The comic will be written by Bryan Q. Miller, who was part of the Smallville writing staff and ended up as the Executive Story Editor. He also spent a couple years writing the Batgirl comic. Miller is as authoritative a Smallville vision as was available and he’s written comics before, so it seems like a good match there. The art will be by Pere Perez. Perez was on Batgirl with Miller and has done a few other things, notably some work on the Nightwing and Flamebird Action Comics run a couple years back.
The release schedule has a little bit of a quirk to it. Weekly digital comic “chapters” starting April 13, 2012 (a Tuesday) and then collected into a print edition starting on May 16. Offhand, I’d say the digital is there to do two things:
Trying to find the Smallville fans that are certainly dedicated enough online, but don’t seem to have a presence in the Direct Market. Cat Staggs is the cover artist for the digital edition and Gary Franks for the print. Having Franks, much more famous in the DM, for the print comic does speak to different audiences.

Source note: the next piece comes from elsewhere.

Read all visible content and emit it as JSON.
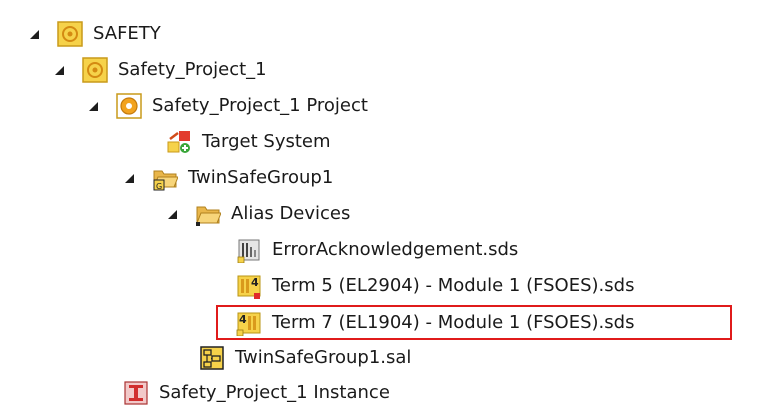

Mimicking the weekly schedule of a TV show.
Buffy started out with huge numbers as a monthly comic and settled into merely very good (for an independent comic) monthly numbers and a lot of trade paperback sales. It will be interesting to see if Smallville can find similar success.

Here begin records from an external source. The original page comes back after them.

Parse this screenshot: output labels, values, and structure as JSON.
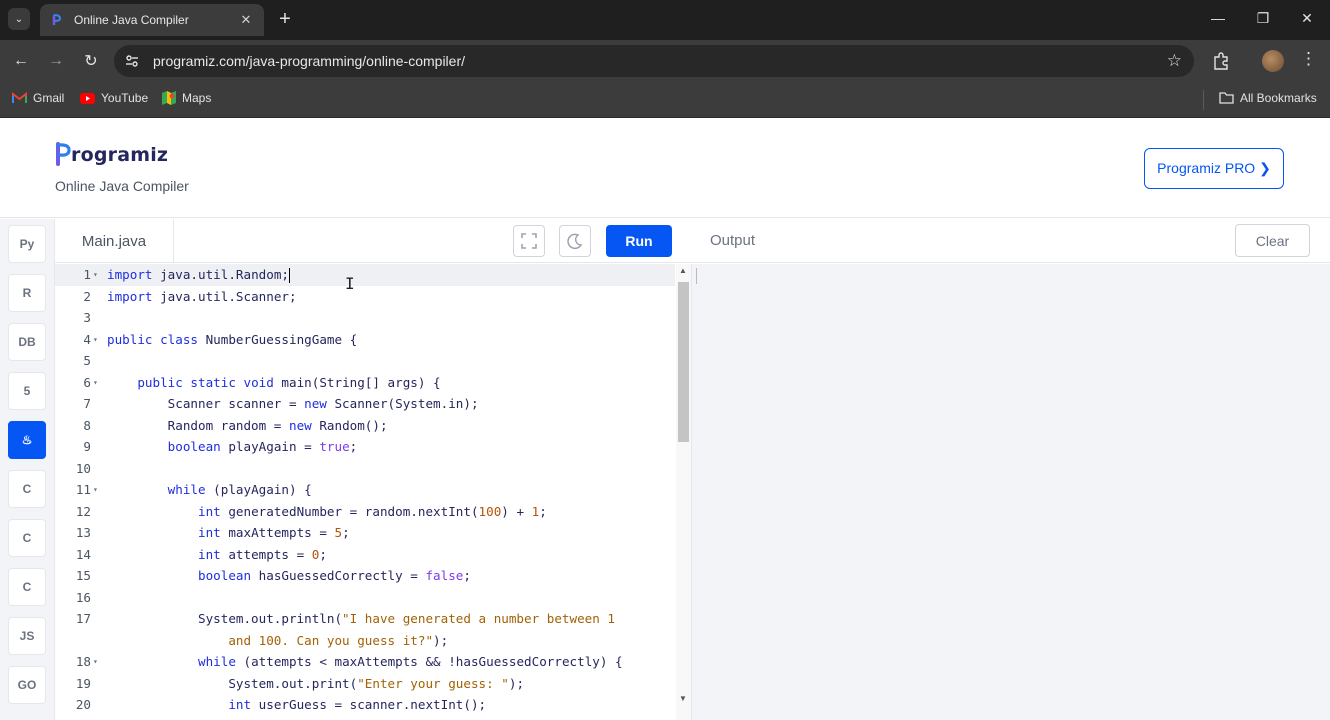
{
  "browser": {
    "tab_title": "Online Java Compiler",
    "url": "programiz.com/java-programming/online-compiler/",
    "bookmarks": [
      {
        "label": "Gmail",
        "icon": "gmail-icon"
      },
      {
        "label": "YouTube",
        "icon": "youtube-icon"
      },
      {
        "label": "Maps",
        "icon": "maps-icon"
      }
    ],
    "all_bookmarks_label": "All Bookmarks"
  },
  "header": {
    "logo_text": "rogramiz",
    "subtitle": "Online Java Compiler",
    "pro_button": "Programiz PRO ❯"
  },
  "sidebar": {
    "languages": [
      {
        "name": "python-icon",
        "glyph": "Py",
        "active": false
      },
      {
        "name": "r-icon",
        "glyph": "R",
        "active": false
      },
      {
        "name": "sql-icon",
        "glyph": "DB",
        "active": false
      },
      {
        "name": "html-icon",
        "glyph": "5",
        "active": false
      },
      {
        "name": "java-icon",
        "glyph": "♨",
        "active": true
      },
      {
        "name": "c-icon",
        "glyph": "C",
        "active": false
      },
      {
        "name": "cpp-icon",
        "glyph": "C",
        "active": false
      },
      {
        "name": "csharp-icon",
        "glyph": "C",
        "active": false
      },
      {
        "name": "javascript-icon",
        "glyph": "JS",
        "active": false
      },
      {
        "name": "go-icon",
        "glyph": "GO",
        "active": false
      }
    ]
  },
  "editor": {
    "file_name": "Main.java",
    "run_label": "Run",
    "lines": [
      {
        "n": "1",
        "fold": true,
        "html": "<span class='kw'>import</span> java.util.Random;"
      },
      {
        "n": "2",
        "fold": false,
        "html": "<span class='kw'>import</span> java.util.Scanner;"
      },
      {
        "n": "3",
        "fold": false,
        "html": ""
      },
      {
        "n": "4",
        "fold": true,
        "html": "<span class='kw'>public class</span> NumberGuessingGame {"
      },
      {
        "n": "5",
        "fold": false,
        "html": ""
      },
      {
        "n": "6",
        "fold": true,
        "html": "    <span class='kw'>public static void</span> main(String[] args) {"
      },
      {
        "n": "7",
        "fold": false,
        "html": "        Scanner scanner = <span class='kw'>new</span> Scanner(System.in);"
      },
      {
        "n": "8",
        "fold": false,
        "html": "        Random random = <span class='kw'>new</span> Random();"
      },
      {
        "n": "9",
        "fold": false,
        "html": "        <span class='kw'>boolean</span> playAgain = <span class='lit'>true</span>;"
      },
      {
        "n": "10",
        "fold": false,
        "html": ""
      },
      {
        "n": "11",
        "fold": true,
        "html": "        <span class='kw'>while</span> (playAgain) {"
      },
      {
        "n": "12",
        "fold": false,
        "html": "            <span class='kw'>int</span> generatedNumber = random.nextInt(<span class='num'>100</span>) + <span class='num'>1</span>;"
      },
      {
        "n": "13",
        "fold": false,
        "html": "            <span class='kw'>int</span> maxAttempts = <span class='num'>5</span>;"
      },
      {
        "n": "14",
        "fold": false,
        "html": "            <span class='kw'>int</span> attempts = <span class='num'>0</span>;"
      },
      {
        "n": "15",
        "fold": false,
        "html": "            <span class='kw'>boolean</span> hasGuessedCorrectly = <span class='lit'>false</span>;"
      },
      {
        "n": "16",
        "fold": false,
        "html": ""
      },
      {
        "n": "17",
        "fold": false,
        "html": "            System.out.println(<span class='str'>\"I have generated a number between 1</span>"
      },
      {
        "n": "",
        "fold": false,
        "html": "<span class='str'>                and 100. Can you guess it?\"</span>);"
      },
      {
        "n": "18",
        "fold": true,
        "html": "            <span class='kw'>while</span> (attempts &lt; maxAttempts &amp;&amp; !hasGuessedCorrectly) {"
      },
      {
        "n": "19",
        "fold": false,
        "html": "                System.out.print(<span class='str'>\"Enter your guess: \"</span>);"
      },
      {
        "n": "20",
        "fold": false,
        "html": "                <span class='kw'>int</span> userGuess = scanner.nextInt();"
      }
    ]
  },
  "output": {
    "title": "Output",
    "clear_label": "Clear",
    "content": ""
  }
}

We also have an answer to an old question. What will it take to get DC to do a regular Smallville comic? The show getting cancelled.
Fans of the smash-hit TV series Smallville haven’t had much to cheer about since the show ended its critically acclaimed 10-year run on The CW last May. That’s all going to change with the upcoming new comic book series from DC Entertainment: SMALLVILLE SEASON 11. Written by former Smallville show scribe Bryan Q. Miller, the new digital first series will be published digitally on April 13, 2012, with new digital chapters released weekly thereafter. Additionally, the online chapters will be offered in a print periodical, along with an episode guide to the hit television series, with the first print issue released on May 16.
The new comic book series picks-up where the show left off (with Clark officially now as Superman!) and features other fan-favorite characters including Oliver Queen/Green Arrow, Chloe Sullivan-Queen, Lois Lane, Lex Luthor, and General Lane. The book features an all-star creative team – in addition to Miller, SMALLVILLE SEASON 11 creators include print cover artist Gary Frank (SUPERMAN SECRET ORIGIN), digital cover artist Cat Staggs and interiors by Pere Perez (BATGIRL).
“Six months after Clark Kent donned the cape and took to the skies to save Earth from Apokolips… enter Season 11!” enthuses Miller. “New allies abound! New enemies afoot! And old friends return where they’re least expected! Pere and colorist Chris Beckett have done a fantastic job of capturing the look of the
Over at iFanboy, Jim Mroczkowski points out that the battle between Good and Wednesday has been very clearly won by Wednesday, with both Marvel and DC sticking to schedules even if it means the artist rosters are in constant flux:
“This is the greatest outrage in the history of human endeavor!” people cried. “We need to take a stand against these fat cat comic book creators, sleeping until noon while the rest of us camp out in the cold rain for books that will never come. We must vote with our wallets and punish these layabouts for their hostile disrespect for the audience. They knew the schedule when they signed up for the project. They should have prepared for this somehow. Stand up and be heard, reader! We want our comics, and we want them like clockwork!”
I was idly reflecting on those days when I realized I hadn’t heard anyone trying to start that rally for a long time now. It had been ages since I heard anyone complain about delays. In fact, the only complaints I could remember seeing lately were “who’s this clown drawing issue #6 of my DC book?” and “why is Marvel trying to kill me by double shipping all these series and shifting the artists around so much?”
For sure retailers are very happy that the trains are running on time—late books means lesser profit and we all need every penny. But the “Artist of Minute” isn’t really doing anything to boost brand loyalty either, is it? Display CommentsAdd a Comment